A large scallop steamed in apple juice was sliced and served with fermented celeriac and a sauce with dill oil. James Banks, serving my table, told me the name of the farmer who had shot my fallow-deer venison, served rare with a black garlic glaze, accompanied by a taco-like brussels sprout leaf with slow-cooked shoulder, fermented turnip and blobs of sloe puree.
(I have to watch my sugar intake these days, otherwise I would tell you about desserts such as brown butter and rhubarb; and cake made from chicory root and blackcurrant. I enjoyed a beautiful blackened apple tart with caramelized cream with walnuts.)
While these were classic combinations, the quality of the ingredients, the originality of the presentation and the assuredness of the cooking lifted them above the everyday. OK, it’s not the kind of creative contemporary gastronomy on show at World’s 50 Best Restaurants. I well remember my final meal at five-time winner El Bulli that consisted of 48 courses, few of which I could identify. (A crimson liquid described as hare’s blood was particularly disconcerting. It turned out to be beetroot juice, which was actually worse.)

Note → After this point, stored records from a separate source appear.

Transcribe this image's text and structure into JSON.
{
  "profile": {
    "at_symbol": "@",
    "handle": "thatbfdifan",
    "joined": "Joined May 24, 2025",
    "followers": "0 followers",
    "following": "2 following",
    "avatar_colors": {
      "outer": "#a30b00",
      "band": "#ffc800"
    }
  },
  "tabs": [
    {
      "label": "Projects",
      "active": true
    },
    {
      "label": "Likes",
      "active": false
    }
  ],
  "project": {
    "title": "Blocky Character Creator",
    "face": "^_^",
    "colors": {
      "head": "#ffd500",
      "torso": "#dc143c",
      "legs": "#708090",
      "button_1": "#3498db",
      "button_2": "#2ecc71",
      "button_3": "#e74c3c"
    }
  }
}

And what did the TripAdvisor users think of the Black Swan? “Absolutely stunning meal last night, service and food were faultless,” one said. All the dishes “were out of this world,” said another. “Probably the best meal I’ve ever had,” said a third. And: “Who would have thought that peas could taste like heaven?”
But you can’t please everyone, at least not on TripAdvisor. One reviewer recently complained that the dining party was “sat on our own absolutely no atmosphere” and “bread was under cooked I could have rolled the inside dough into balls.” (I thought the bread was sensational.)

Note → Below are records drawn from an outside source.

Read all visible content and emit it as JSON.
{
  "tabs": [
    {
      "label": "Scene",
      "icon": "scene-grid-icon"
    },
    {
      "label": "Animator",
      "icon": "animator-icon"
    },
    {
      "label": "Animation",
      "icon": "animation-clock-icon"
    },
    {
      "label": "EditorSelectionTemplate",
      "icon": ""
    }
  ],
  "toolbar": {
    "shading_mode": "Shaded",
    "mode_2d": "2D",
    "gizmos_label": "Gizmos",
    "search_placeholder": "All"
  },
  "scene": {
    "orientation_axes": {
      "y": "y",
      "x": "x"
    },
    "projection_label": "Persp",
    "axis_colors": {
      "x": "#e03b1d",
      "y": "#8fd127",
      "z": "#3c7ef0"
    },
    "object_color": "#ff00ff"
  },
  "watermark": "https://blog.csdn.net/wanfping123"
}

Banks serves farm-to-table dishes that are focused on the table and the diner rather than on abstract concepts and zany creativity. It’s comfort food that doesn’t step too far outside the comfort zone, yet manages to avoid predictability. It’s about the flavor of the ingredients, rather than the imaginings of the chef. It is good British cooking, taken to another level. And there is a highly imaginative wine list, too.
It may not be my pick for the best restaurant in the world, but it was one of my most enjoyable lunches of the year. It’s more than 230 miles from London but I would not hesitate to go back. If only I could get a table.